Obscura have turned many longstanding, world-famous buildings into light displays, from the UN buildings of New York to the Sheikh Zayed Grand Mosque in Abu Dabhi. The illumination of the Vatican was perhaps their most ground-breaking installation yet; the first time any art had ever been projected onto St. Peter’s Basilica. Once again, the animals were centre stage. Exotic wildlife was resplendent against the stunning building, thanks to more photography from Psyhoyos, and for one hour the Vatican beamed images of nature onto the surrounding city. Pope Francis’ namesake, St. Francis, was the patron saint of nature and ecology, and Pope Francis’ own more recent calls to action on climate change lent itself to this evening perfectly.
Though not exclusively an activist company, having taken on the task of producing displays for Coca-Cola, Youtube, Google and a number of other corporate affiliates, the activist themes run deep within the portfolio Obscura has amassed so far. Speaking about an installation in March of this year at the Starry Nites festival (in which Obscura projected onto mountains half a mile away, as well as illuminating the surrounding oak trees in fire), founder and chief creative officer Travis Threlkel eluded to this significant aspect of his work. “I’m using this voice that I’ve found to reach a lot more people than I thought I ever could with ways of hijacking the public’s imagination, because they’re encountering something that they’re not totally used to seeing, using projections and light to illuminate things that people aren’t thinking about, with deep and strong, powerful calls for environmental responsibility.” Speaking on the use of the Empire State Building as the backdrop for their Projecting Change project, CEO and co-founder Chris Lejeune described it as “a particular statement behind using a building like the Empire State as it pertains to capitalism and the environment.”

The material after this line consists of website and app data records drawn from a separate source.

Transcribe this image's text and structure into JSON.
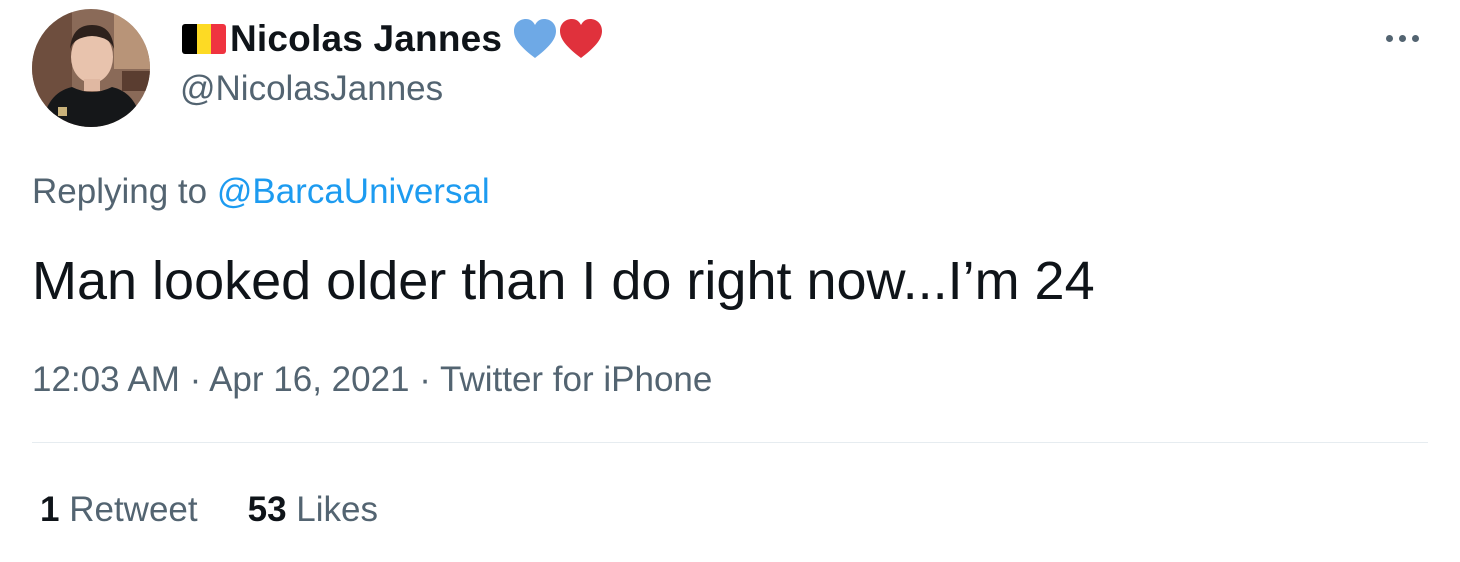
{
  "author": {
    "display_name": "Nicolas Jannes",
    "handle": "@NicolasJannes",
    "avatar_icon": "profile-photo",
    "flag_colors": [
      "#000000",
      "#fdda24",
      "#ef3340"
    ],
    "heart_colors": [
      "#6ea9e6",
      "#e0313c"
    ]
  },
  "more_icon": "ellipsis-icon",
  "reply": {
    "prefix": "Replying to",
    "mention": "@BarcaUniversal"
  },
  "tweet": {
    "text": "Man looked older than I do right now...I’m 24"
  },
  "meta": {
    "time": "12:03 AM",
    "date": "Apr 16, 2021",
    "source": "Twitter for iPhone",
    "separator": "·"
  },
  "stats": {
    "retweets_count": "1",
    "retweets_label": "Retweet",
    "likes_count": "53",
    "likes_label": "Likes"
  },
  "colors": {
    "text_primary": "#0f1419",
    "text_secondary": "#536471",
    "link": "#1d9bf0"
  }
}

Much has been said over the years of the importance of connecting and engaging with people, in order to affect and influence societal attitudes towards conservation. This new form of spreading the message through these phenomenal installations represents a fascinating future, where new and upcoming technologies can play a vital part in our efforts to conserve the planet. We’re already seeing applications of VR technology to present the natural world to people in new ways, and of course Sir David Attenborough has long used the best cameras available at the given times in order to capture the images that have shaped and formed so much of our ideas of nature. This work is the latest tool for us in the ever-changing battle to promote conservation, and the future can only lead to further innovation and creativity.
An article by Aaron Mills